=== Input records ===

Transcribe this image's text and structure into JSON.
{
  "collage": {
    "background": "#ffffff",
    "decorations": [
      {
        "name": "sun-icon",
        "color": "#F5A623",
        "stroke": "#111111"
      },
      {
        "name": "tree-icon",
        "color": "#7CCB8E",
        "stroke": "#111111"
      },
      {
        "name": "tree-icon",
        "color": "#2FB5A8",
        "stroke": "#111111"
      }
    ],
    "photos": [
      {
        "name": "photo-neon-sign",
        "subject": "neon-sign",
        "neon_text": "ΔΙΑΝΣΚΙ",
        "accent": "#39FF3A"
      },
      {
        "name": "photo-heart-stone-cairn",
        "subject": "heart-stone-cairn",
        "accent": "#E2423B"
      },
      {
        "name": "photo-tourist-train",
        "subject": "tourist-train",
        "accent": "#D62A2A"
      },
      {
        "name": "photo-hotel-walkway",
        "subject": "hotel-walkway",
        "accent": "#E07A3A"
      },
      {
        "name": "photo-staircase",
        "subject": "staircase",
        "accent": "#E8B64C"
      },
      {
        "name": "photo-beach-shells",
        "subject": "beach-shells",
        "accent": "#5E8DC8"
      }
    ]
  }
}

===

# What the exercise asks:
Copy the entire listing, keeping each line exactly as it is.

# Written answer:
Transcribe this image's text and structure into JSON.
{
  "collage": {
    "background": "#ffffff",
    "decorations": [
      {
        "name": "sun-icon",
        "color": "#F5A623",
        "stroke": "#111111"
      },
      {
        "name": "tree-icon",
        "color": "#7CCB8E",
        "stroke": "#111111"
      },
      {
        "name": "tree-icon",
        "color": "#2FB5A8",
        "stroke": "#111111"
      }
    ],
    "photos": [
      {
        "name": "photo-neon-sign",
        "subject": "neon-sign",
        "neon_text": "ΔΙΑΝΣΚΙ",
        "accent": "#39FF3A"
      },
      {
        "name": "photo-heart-stone-cairn",
        "subject": "heart-stone-cairn",
        "accent": "#E2423B"
      },
      {
        "name": "photo-tourist-train",
        "subject": "tourist-train",
        "accent": "#D62A2A"
      },
      {
        "name": "photo-hotel-walkway",
        "subject": "hotel-walkway",
        "accent": "#E07A3A"
      },
      {
        "name": "photo-staircase",
        "subject": "staircase",
        "accent": "#E8B64C"
      },
      {
        "name": "photo-beach-shells",
        "subject": "beach-shells",
        "accent": "#5E8DC8"
      }
    ]
  }
}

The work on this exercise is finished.